Segment Open

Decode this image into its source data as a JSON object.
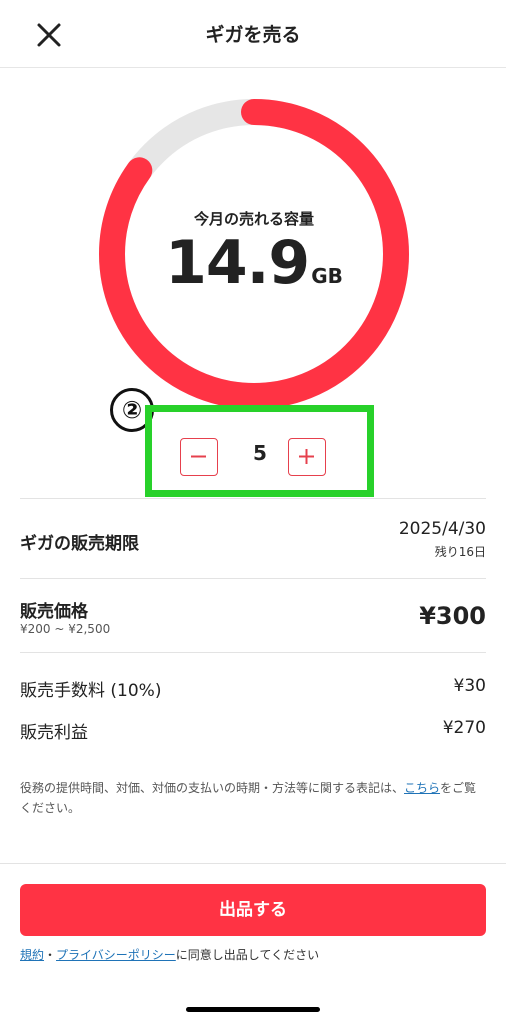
{
  "header": {
    "title": "ギガを売る",
    "close_icon": "close-icon"
  },
  "gauge": {
    "label": "今月の売れる容量",
    "value": "14.9",
    "unit": "GB",
    "fill_fraction": 0.85,
    "colors": {
      "fill": "#ff3344",
      "track": "#e6e6e6"
    }
  },
  "annotation": {
    "badge": "②",
    "highlight_color": "#28d12a"
  },
  "stepper": {
    "value": "5",
    "minus_label": "−",
    "plus_label": "+"
  },
  "rows": {
    "deadline": {
      "label": "ギガの販売期限",
      "date": "2025/4/30",
      "remaining": "残り16日"
    },
    "price": {
      "label": "販売価格",
      "range": "¥200 ~ ¥2,500",
      "value": "¥300"
    },
    "fee": {
      "label": "販売手数料 (10%)",
      "value": "¥30"
    },
    "profit": {
      "label": "販売利益",
      "value": "¥270"
    }
  },
  "notice": {
    "text_before": "役務の提供時間、対価、対価の支払いの時期・方法等に関する表記は、",
    "link": "こちら",
    "text_after": "をご覧ください。"
  },
  "cta": {
    "label": "出品する"
  },
  "agreement": {
    "terms_link": "規約",
    "separator": "・",
    "privacy_link": "プライバシーポリシー",
    "suffix": "に同意し出品してください"
  }
}
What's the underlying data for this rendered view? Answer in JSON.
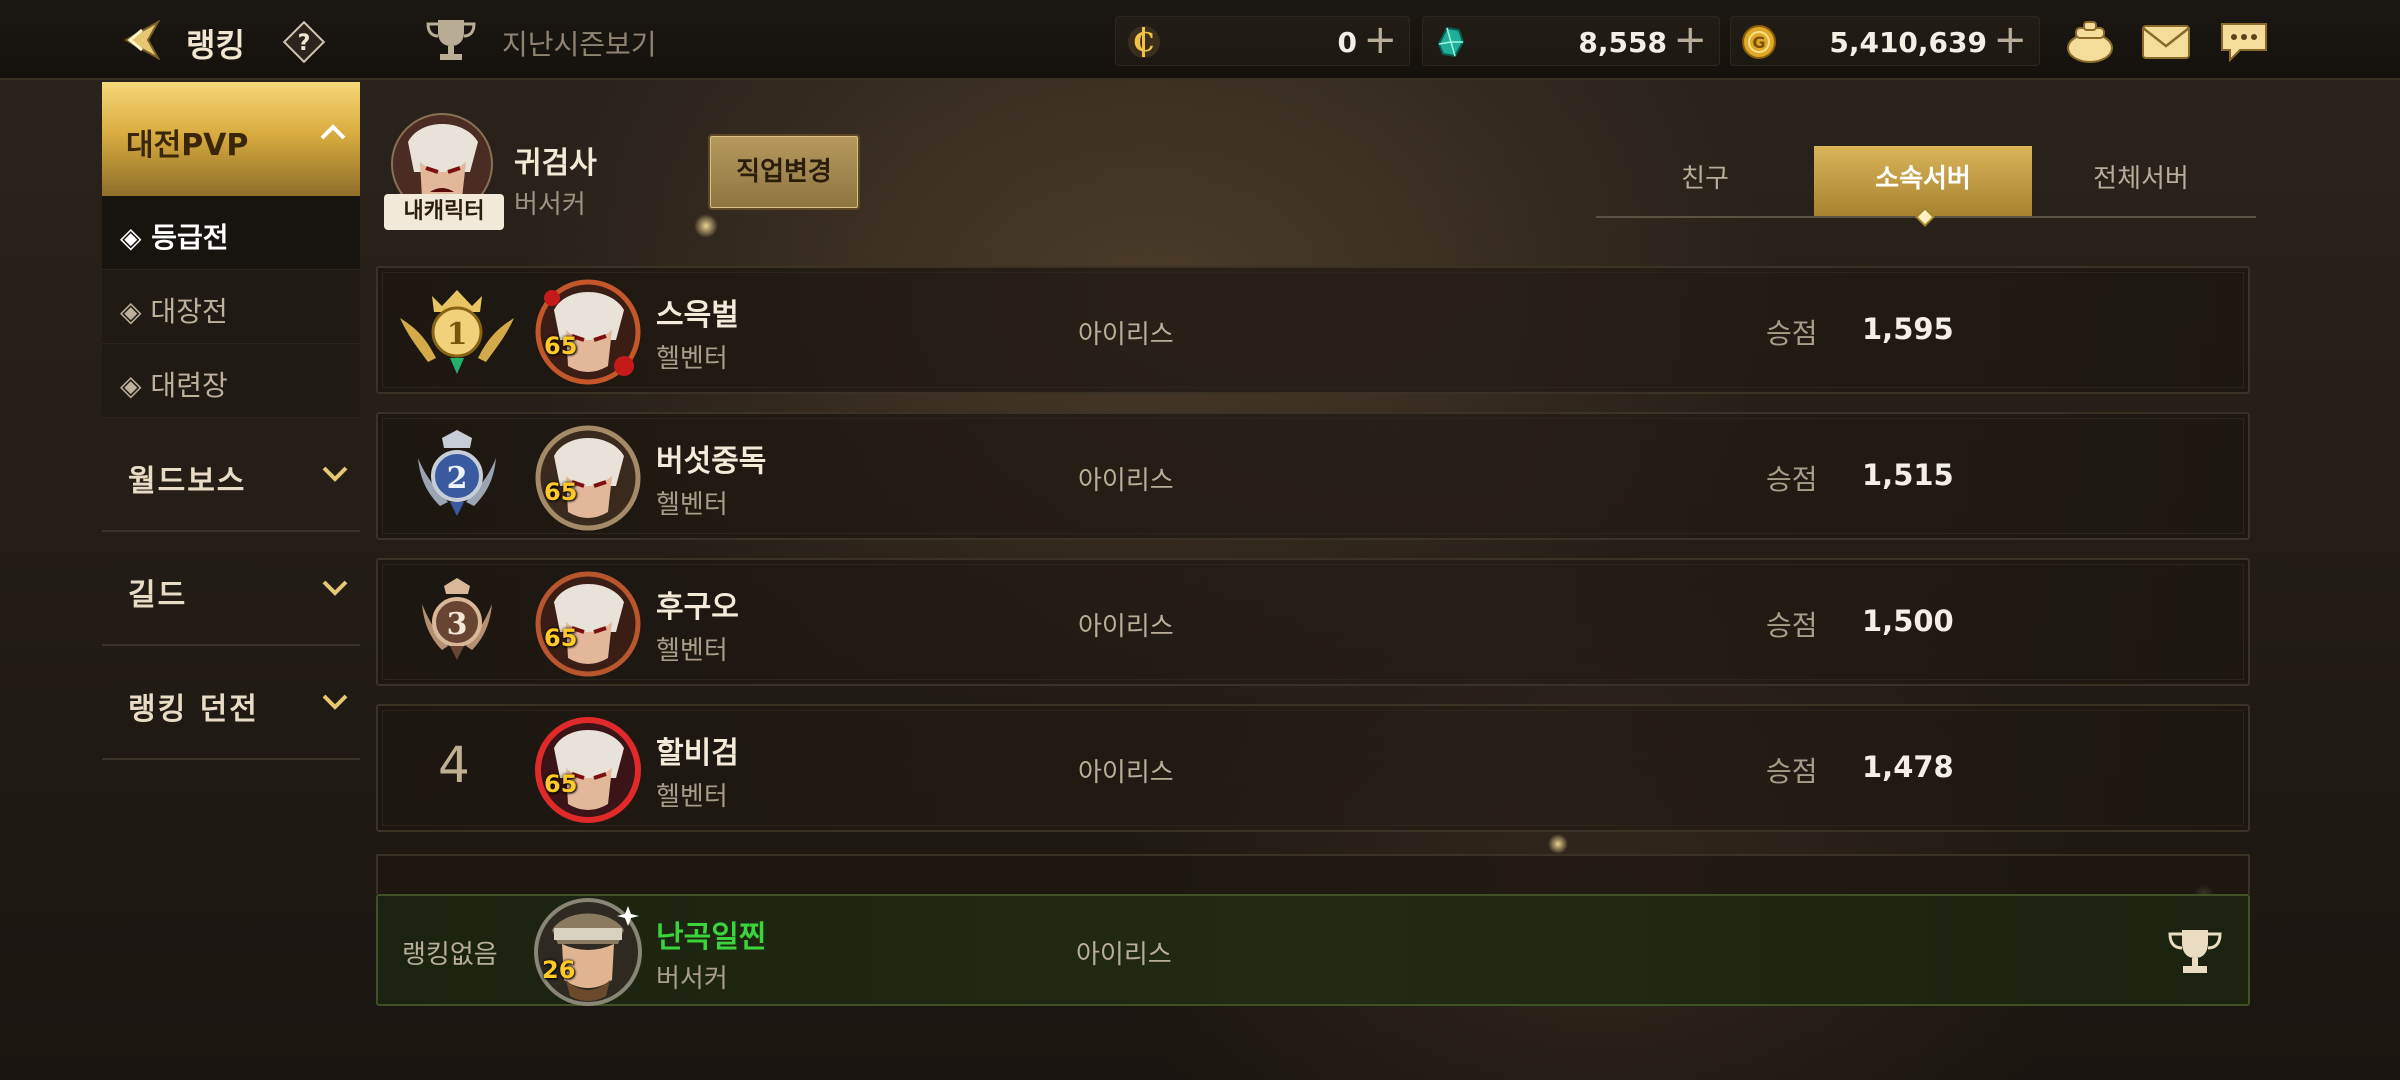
{
  "header": {
    "title": "랭킹",
    "last_season": "지난시즌보기",
    "currencies": [
      {
        "name": "c-coin",
        "value": "0"
      },
      {
        "name": "gem",
        "value": "8,558"
      },
      {
        "name": "gold",
        "value": "5,410,639"
      }
    ],
    "plus": "+"
  },
  "sidebar": {
    "groups": [
      {
        "label": "대전PVP",
        "expanded": true,
        "items": [
          {
            "label": "◈ 등급전",
            "active": true
          },
          {
            "label": "◈ 대장전",
            "active": false
          },
          {
            "label": "◈ 대련장",
            "active": false
          }
        ]
      },
      {
        "label": "월드보스",
        "expanded": false
      },
      {
        "label": "길드",
        "expanded": false
      },
      {
        "label": "랭킹 던전",
        "expanded": false
      }
    ]
  },
  "my_character": {
    "badge": "내캐릭터",
    "name": "귀검사",
    "class": "버서커",
    "job_change_label": "직업변경"
  },
  "tabs": [
    {
      "label": "친구",
      "active": false
    },
    {
      "label": "소속서버",
      "active": true
    },
    {
      "label": "전체서버",
      "active": false
    }
  ],
  "ranking": {
    "score_label": "승점",
    "rows": [
      {
        "rank": "1",
        "level": "65",
        "name": "스윽벌",
        "class": "헬벤터",
        "server": "아이리스",
        "score": "1,595"
      },
      {
        "rank": "2",
        "level": "65",
        "name": "버섯중독",
        "class": "헬벤터",
        "server": "아이리스",
        "score": "1,515"
      },
      {
        "rank": "3",
        "level": "65",
        "name": "후구오",
        "class": "헬벤터",
        "server": "아이리스",
        "score": "1,500"
      },
      {
        "rank": "4",
        "level": "65",
        "name": "할비검",
        "class": "헬벤터",
        "server": "아이리스",
        "score": "1,478"
      }
    ]
  },
  "my_rank": {
    "rank_text": "랭킹없음",
    "level": "26",
    "name": "난곡일찐",
    "class": "버서커",
    "server": "아이리스"
  },
  "colors": {
    "accent_gold": "#d9b45a",
    "my_name_green": "#3bd43b",
    "level_yellow": "#ffc928"
  }
}
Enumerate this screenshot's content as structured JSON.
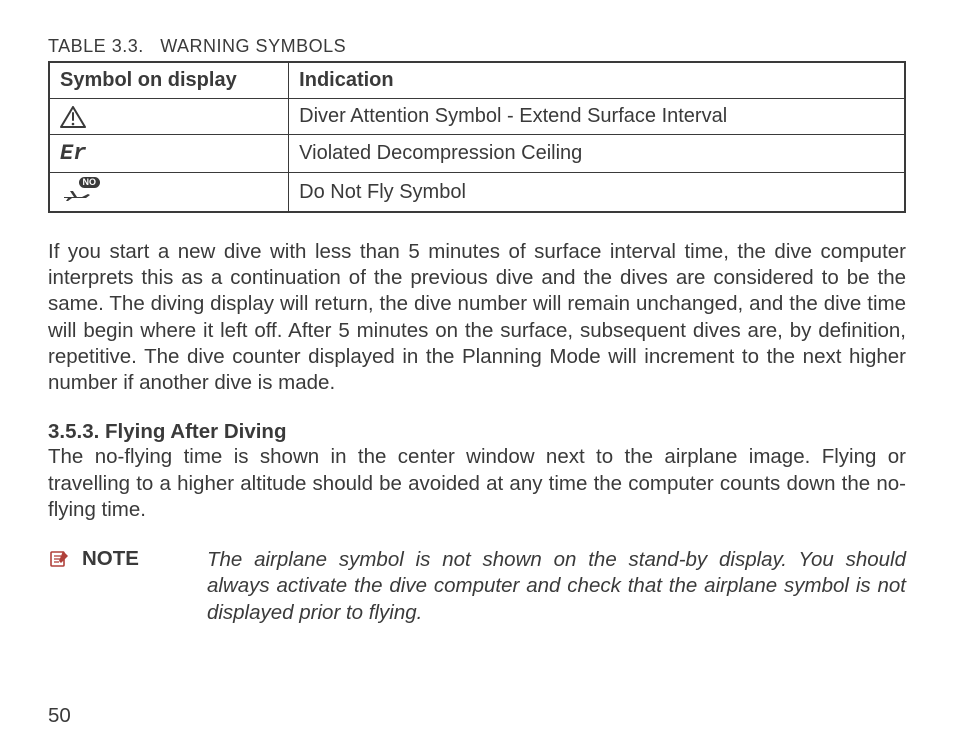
{
  "table": {
    "caption_prefix": "TABLE 3.3.",
    "caption_title": "WARNING SYMBOLS",
    "headers": {
      "symbol": "Symbol on display",
      "indication": "Indication"
    },
    "rows": {
      "attention": {
        "indication": "Diver Attention Symbol - Extend Surface Interval"
      },
      "error": {
        "symbol_text": "Er",
        "indication": "Violated Decompression Ceiling"
      },
      "nofly": {
        "badge": "NO",
        "indication": "Do Not Fly Symbol"
      }
    }
  },
  "paragraph1": "If you start a new dive with less than 5 minutes of surface interval time, the dive computer interprets this as a continuation of the previous dive and the dives are considered to be the same. The diving display will return, the dive number will remain unchanged, and the dive time will begin where it left off. After 5 minutes on the surface, subsequent dives are, by definition, repetitive. The dive counter displayed in the Planning Mode will increment to the next higher number if another dive is made.",
  "section": {
    "number": "3.5.3.",
    "title": "Flying After Diving",
    "body": "The no-flying time is shown in the center window next to the airplane image. Flying or travelling to a higher altitude should be avoided at any time the computer counts down the no-flying time."
  },
  "note": {
    "label": "NOTE",
    "text": "The airplane symbol is not shown on the stand-by display. You should always activate the dive computer and check that the airplane symbol is not displayed prior to flying."
  },
  "page_number": "50"
}
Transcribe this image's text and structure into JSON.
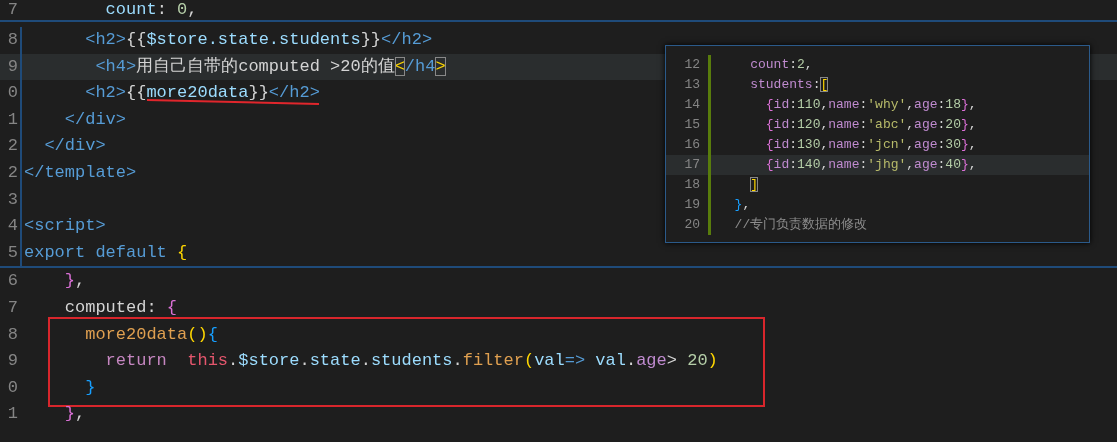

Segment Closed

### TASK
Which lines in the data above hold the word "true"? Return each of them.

### ANSWER TO THIS EXERCISE
        "expanded": true,
            "active": true
      "active": true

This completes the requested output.